> YOUR ASSIGNMENT: Copy each line below holding "text".
--------------------------------------------------
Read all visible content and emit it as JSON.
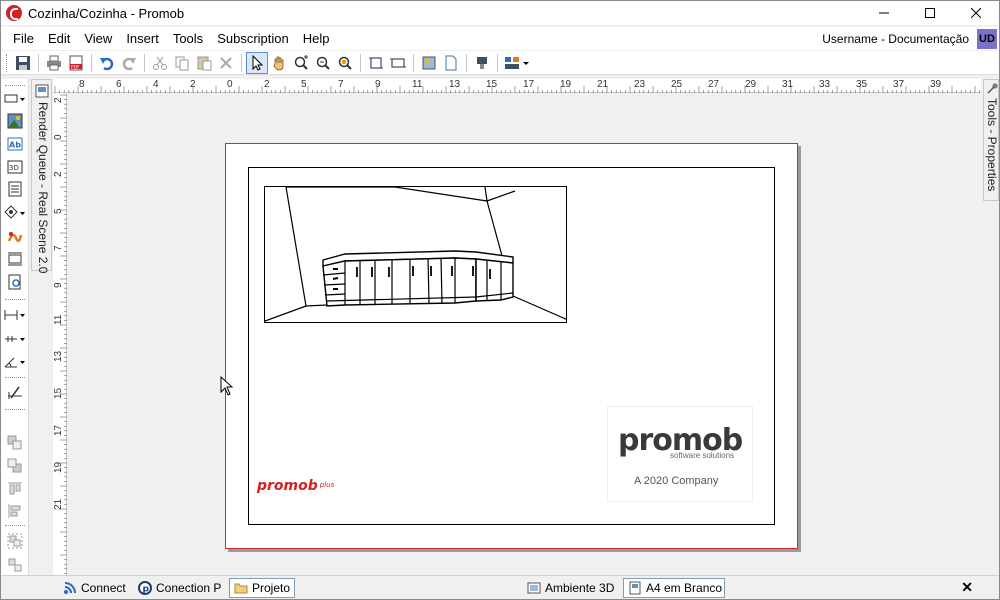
{
  "window": {
    "title": "Cozinha/Cozinha - Promob"
  },
  "menu": {
    "items": [
      "File",
      "Edit",
      "View",
      "Insert",
      "Tools",
      "Subscription",
      "Help"
    ]
  },
  "user": {
    "name": "Username - Documentação",
    "initials": "UD"
  },
  "side_tabs": {
    "left": "Render Queue - Real Scene 2.0",
    "right": "Tools - Properties"
  },
  "ruler": {
    "horizontal_labels": [
      "8",
      "6",
      "4",
      "2",
      "0",
      "2",
      "5",
      "7",
      "9",
      "11",
      "13",
      "15",
      "17",
      "19",
      "21",
      "23",
      "25",
      "27",
      "29",
      "31",
      "33",
      "35",
      "37",
      "39"
    ],
    "vertical_labels": [
      "2",
      "0",
      "2",
      "5",
      "7",
      "9",
      "11",
      "13",
      "15",
      "17",
      "19",
      "21"
    ]
  },
  "page": {
    "logo_main": "promob",
    "logo_sub": "software solutions",
    "logo_company": "A 2020 Company",
    "brand_small": "promob",
    "brand_small_sup": "plus"
  },
  "bottom_tabs": [
    {
      "label": "Connect",
      "icon": "rss-icon"
    },
    {
      "label": "Conection P",
      "icon": "promob-p-icon"
    },
    {
      "label": "Projeto",
      "icon": "folder-icon",
      "selected": true
    },
    {
      "label": "Ambiente 3D",
      "icon": "ambient-3d-icon"
    },
    {
      "label": "A4 em Branco",
      "icon": "sheet-icon",
      "selected": true
    }
  ],
  "colors": {
    "brand_red": "#d62020",
    "page_border": "#d12b2b",
    "user_badge": "#7c72c9"
  }
}
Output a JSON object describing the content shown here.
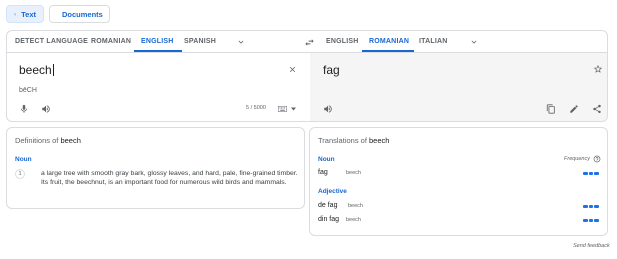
{
  "mode_tabs": {
    "text": "Text",
    "documents": "Documents"
  },
  "source_languages": [
    "DETECT LANGUAGE",
    "ROMANIAN",
    "ENGLISH",
    "SPANISH"
  ],
  "source_selected": "ENGLISH",
  "target_languages": [
    "ENGLISH",
    "ROMANIAN",
    "ITALIAN"
  ],
  "target_selected": "ROMANIAN",
  "source": {
    "text": "beech",
    "transliteration": "bēCH",
    "char_count": "5 / 5000"
  },
  "target": {
    "text": "fag"
  },
  "definitions": {
    "title_prefix": "Definitions of",
    "word": "beech",
    "pos": "Noun",
    "items": [
      {
        "num": "1",
        "text": "a large tree with smooth gray bark, glossy leaves, and hard, pale, fine-grained timber. Its fruit, the beechnut, is an important food for numerous wild birds and mammals."
      }
    ]
  },
  "translations": {
    "title_prefix": "Translations of",
    "word": "beech",
    "frequency_label": "Frequency",
    "groups": [
      {
        "pos": "Noun",
        "rows": [
          {
            "word": "fag",
            "back": "beech",
            "frequency": 1.0
          }
        ]
      },
      {
        "pos": "Adjective",
        "rows": [
          {
            "word": "de fag",
            "back": "beech",
            "frequency": 1.0
          },
          {
            "word": "din fag",
            "back": "beech",
            "frequency": 1.0
          }
        ]
      }
    ]
  },
  "feedback": "Send feedback",
  "colors": {
    "accent": "#1967d2",
    "frequency_bar": "#1a73e8",
    "target_panel_bg": "#f5f5f5"
  },
  "icons": [
    "translate-icon",
    "document-icon",
    "chevron-down-icon",
    "swap-icon",
    "close-icon",
    "microphone-icon",
    "speaker-icon",
    "keyboard-icon",
    "star-icon",
    "copy-icon",
    "edit-icon",
    "share-icon",
    "help-icon"
  ]
}
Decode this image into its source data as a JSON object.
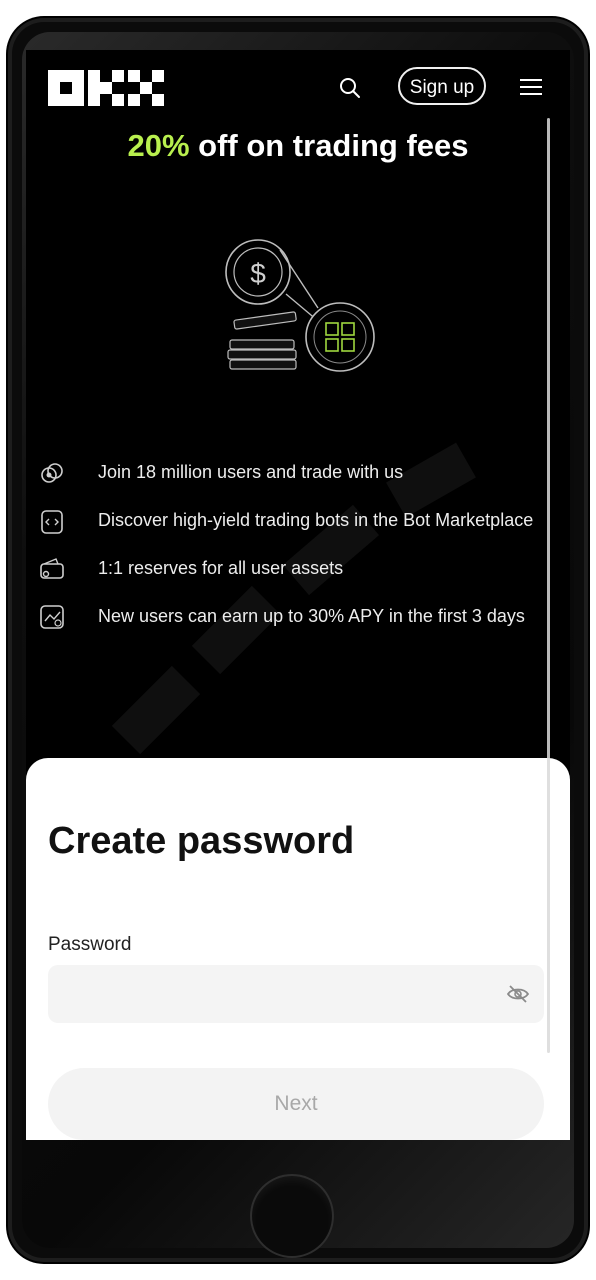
{
  "header": {
    "signup_label": "Sign up"
  },
  "promo": {
    "accent": "20%",
    "rest": " off on trading fees",
    "accent_color": "#b8ef4e"
  },
  "features": [
    {
      "icon": "users-coins-icon",
      "text": "Join 18 million users and trade with us"
    },
    {
      "icon": "bot-icon",
      "text": "Discover high-yield trading bots in the Bot Marketplace"
    },
    {
      "icon": "wallet-icon",
      "text": "1:1 reserves for all user assets"
    },
    {
      "icon": "chart-icon",
      "text": "New users can earn up to 30% APY in the first 3 days"
    }
  ],
  "sheet": {
    "title": "Create password",
    "password_label": "Password",
    "password_value": "",
    "next_label": "Next"
  }
}
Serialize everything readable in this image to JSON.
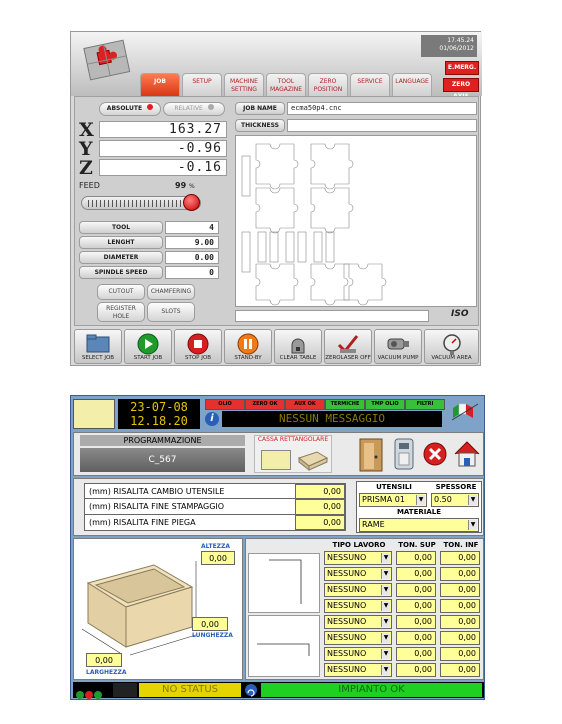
{
  "cnc": {
    "clock_time": "17.45.24",
    "clock_date": "01/06/2012",
    "emerg_label": "E.MERG.",
    "zero_axis_label": "ZERO AXIS",
    "tabs": [
      {
        "line1": "JOB",
        "line2": ""
      },
      {
        "line1": "SETUP",
        "line2": ""
      },
      {
        "line1": "MACHINE",
        "line2": "SETTING"
      },
      {
        "line1": "TOOL",
        "line2": "MAGAZINE"
      },
      {
        "line1": "ZERO",
        "line2": "POSITION"
      },
      {
        "line1": "SERVICE",
        "line2": ""
      },
      {
        "line1": "LANGUAGE",
        "line2": ""
      }
    ],
    "absolute_label": "ABSOLUTE",
    "relative_label": "RELATIVE",
    "axis_x": "X",
    "axis_y": "Y",
    "axis_z": "Z",
    "pos_x": "163.27",
    "pos_y": "-0.96",
    "pos_z": "-0.16",
    "feed_label": "FEED",
    "feed_value": "99",
    "feed_unit": "%",
    "feed_fraction": 0.99,
    "params": [
      {
        "label": "TOOL",
        "value": "4"
      },
      {
        "label": "LENGHT",
        "value": "9.00"
      },
      {
        "label": "DIAMETER",
        "value": "0.00"
      },
      {
        "label": "SPINDLE SPEED",
        "value": "0"
      }
    ],
    "buttons": [
      {
        "line1": "CUTOUT",
        "line2": ""
      },
      {
        "line1": "CHAMFERING",
        "line2": ""
      },
      {
        "line1": "REGISTER",
        "line2": "HOLE"
      },
      {
        "line1": "SLOTS",
        "line2": ""
      }
    ],
    "job_name_label": "JOB NAME",
    "job_name_value": "ecma50p4.cnc",
    "thickness_label": "THICKNESS",
    "thickness_value": "",
    "iso_label": "ISO",
    "toolbar": [
      {
        "label": "SELECT JOB",
        "icon": "folder-icon",
        "color": "#5b86b8"
      },
      {
        "label": "START JOB",
        "icon": "play-icon",
        "color": "#1f9a2d"
      },
      {
        "label": "STOP JOB",
        "icon": "stop-icon",
        "color": "#d42020"
      },
      {
        "label": "STAND-BY",
        "icon": "pause-icon",
        "color": "#f07a18"
      },
      {
        "label": "CLEAR TABLE",
        "icon": "clear-table-icon",
        "color": "#777777"
      },
      {
        "label": "ZEROLASER OFF",
        "icon": "laser-off-icon",
        "color": "#b02020"
      },
      {
        "label": "VACUUM PUMP",
        "icon": "vacuum-pump-icon",
        "color": "#777777"
      },
      {
        "label": "VACUUM AREA",
        "icon": "vacuum-gauge-icon",
        "color": "#777777"
      }
    ]
  },
  "press": {
    "date": "23-07-08",
    "time": "12.18.20",
    "status_chips": [
      {
        "label": "OLIO",
        "color": "#e53030"
      },
      {
        "label": "ZERO OK",
        "color": "#e53030"
      },
      {
        "label": "AUX OK",
        "color": "#e53030"
      },
      {
        "label": "TERMICHE",
        "color": "#38c038"
      },
      {
        "label": "TMP OLIO",
        "color": "#38c038"
      },
      {
        "label": "FILTRI",
        "color": "#38c038"
      }
    ],
    "message": "NESSUN MESSAGGIO",
    "programmazione_label": "PROGRAMMAZIONE",
    "program_name": "C_567",
    "shape_label": "CASSA RETTANGOLARE",
    "settings": [
      {
        "label": "(mm) RISALITA CAMBIO UTENSILE",
        "value": "0,00"
      },
      {
        "label": "(mm) RISALITA FINE STAMPAGGIO",
        "value": "0,00"
      },
      {
        "label": "(mm) RISALITA FINE PIEGA",
        "value": "0,00"
      }
    ],
    "utensili_label": "UTENSILI",
    "spessore_label": "SPESSORE",
    "utensili_value": "PRISMA 01",
    "spessore_value": "0.50",
    "materiale_label": "MATERIALE",
    "materiale_value": "RAME",
    "altezza_label": "ALTEZZA",
    "altezza_value": "0,00",
    "lunghezza_label": "LUNGHEZZA",
    "lunghezza_value": "0,00",
    "larghezza_label": "LARGHEZZA",
    "larghezza_value": "0,00",
    "table_headers": [
      "TIPO LAVORO",
      "TON. SUP",
      "TON. INF"
    ],
    "table_rows": [
      {
        "tipo": "NESSUNO",
        "sup": "0,00",
        "inf": "0,00"
      },
      {
        "tipo": "NESSUNO",
        "sup": "0,00",
        "inf": "0,00"
      },
      {
        "tipo": "NESSUNO",
        "sup": "0,00",
        "inf": "0,00"
      },
      {
        "tipo": "NESSUNO",
        "sup": "0,00",
        "inf": "0,00"
      },
      {
        "tipo": "NESSUNO",
        "sup": "0,00",
        "inf": "0,00"
      },
      {
        "tipo": "NESSUNO",
        "sup": "0,00",
        "inf": "0,00"
      },
      {
        "tipo": "NESSUNO",
        "sup": "0,00",
        "inf": "0,00"
      },
      {
        "tipo": "NESSUNO",
        "sup": "0,00",
        "inf": "0,00"
      }
    ],
    "footer_status": "NO STATUS",
    "footer_impianto": "IMPIANTO OK"
  }
}
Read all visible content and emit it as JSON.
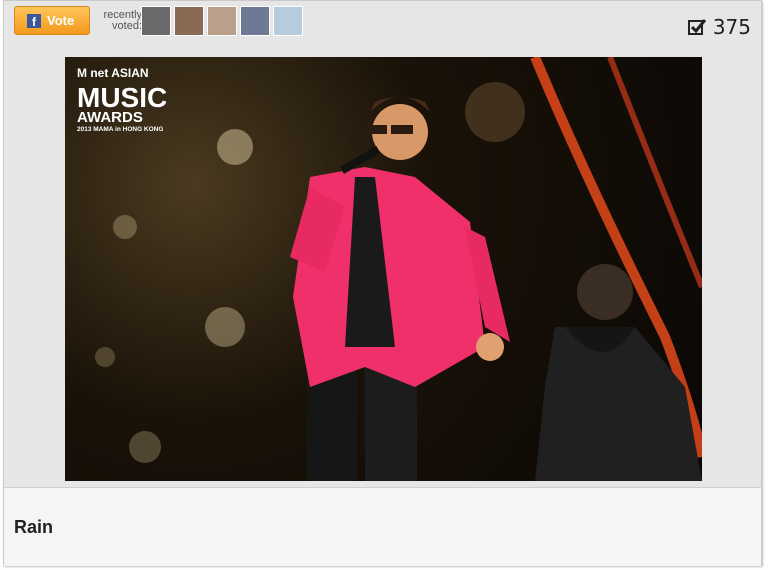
{
  "vote": {
    "label": "Vote",
    "fb_glyph": "f"
  },
  "recent": {
    "line1": "recently",
    "line2": "voted:",
    "avatars": [
      {
        "color": "#6a6a6a"
      },
      {
        "color": "#8a6a55"
      },
      {
        "color": "#b8a08a"
      },
      {
        "color": "#6e7a95"
      },
      {
        "color": "#b8cce0"
      }
    ]
  },
  "count": {
    "value": "375"
  },
  "photo": {
    "logo_line1": "M net ASIAN",
    "logo_line2": "MUSIC",
    "logo_line3": "AWARDS",
    "logo_line4": "2013 MAMA in HONG KONG"
  },
  "caption": {
    "name": "Rain"
  }
}
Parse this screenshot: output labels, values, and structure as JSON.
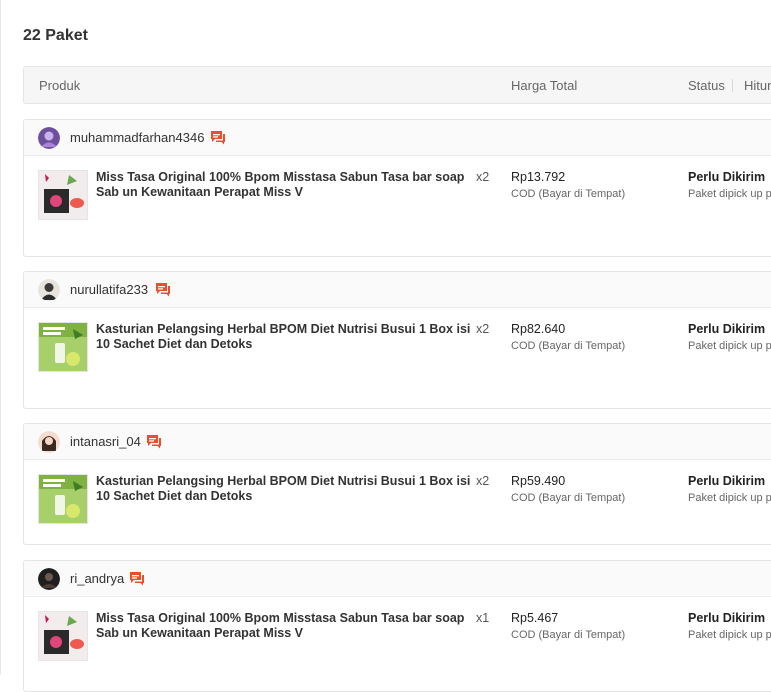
{
  "page": {
    "title": "22 Paket"
  },
  "table_header": {
    "product": "Produk",
    "total_price": "Harga Total",
    "status": "Status",
    "countdown": "Hitun"
  },
  "colors": {
    "accent": "#ee4d2d"
  },
  "orders": [
    {
      "username": "muhammadfarhan4346",
      "product_name": "Miss Tasa Original 100% Bpom Misstasa Sabun Tasa bar soap Sab un Kewanitaan Perapat Miss V",
      "quantity": "x2",
      "price": "Rp13.792",
      "payment": "COD (Bayar di Tempat)",
      "status": "Perlu Dikirim",
      "status_detail": "Paket dipick up pa"
    },
    {
      "username": "nurullatifa233",
      "product_name": "Kasturian Pelangsing Herbal BPOM Diet Nutrisi Busui 1 Box isi 10 Sachet Diet dan Detoks",
      "quantity": "x2",
      "price": "Rp82.640",
      "payment": "COD (Bayar di Tempat)",
      "status": "Perlu Dikirim",
      "status_detail": "Paket dipick up pa"
    },
    {
      "username": "intanasri_04",
      "product_name": "Kasturian Pelangsing Herbal BPOM Diet Nutrisi Busui 1 Box isi 10 Sachet Diet dan Detoks",
      "quantity": "x2",
      "price": "Rp59.490",
      "payment": "COD (Bayar di Tempat)",
      "status": "Perlu Dikirim",
      "status_detail": "Paket dipick up pa"
    },
    {
      "username": "ri_andrya",
      "product_name": "Miss Tasa Original 100% Bpom Misstasa Sabun Tasa bar soap Sab un Kewanitaan Perapat Miss V",
      "quantity": "x1",
      "price": "Rp5.467",
      "payment": "COD (Bayar di Tempat)",
      "status": "Perlu Dikirim",
      "status_detail": "Paket dipick up pa"
    }
  ]
}
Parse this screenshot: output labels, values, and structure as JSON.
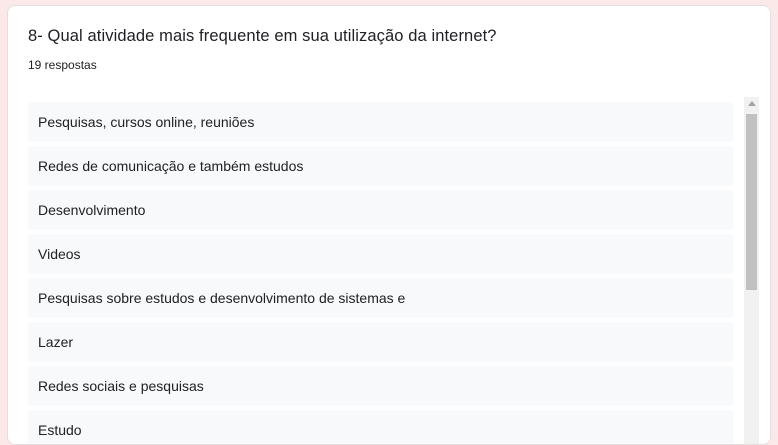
{
  "question": {
    "title": "8- Qual atividade mais frequente em sua utilização da internet?",
    "response_count": "19 respostas"
  },
  "responses": [
    "Pesquisas, cursos online, reuniões",
    "Redes de comunicação e também estudos",
    "Desenvolvimento",
    "Videos",
    "Pesquisas sobre estudos e desenvolvimento de sistemas e",
    "Lazer",
    "Redes sociais e pesquisas",
    "Estudo"
  ],
  "scrollbar": {
    "up_icon": "chevron-up-icon"
  }
}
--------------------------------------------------
> TASK OUTPUT:
    "text": "Text",
    "text": "beech",
    "text": "fag"
        "text": "a large tree with smooth gray bark, glossy leaves, and hard, pale, fine-grained timber. Its fruit, the beechnut, is an important food for numerous wild birds and mammals."
      "text": "Join 18 million users and trade with us"
      "text": "Discover high-yield trading bots in the Bot Marketplace"
      "text": "1:1 reserves for all user assets"
      "text": "New users can earn up to 30% APY in the first 3 days"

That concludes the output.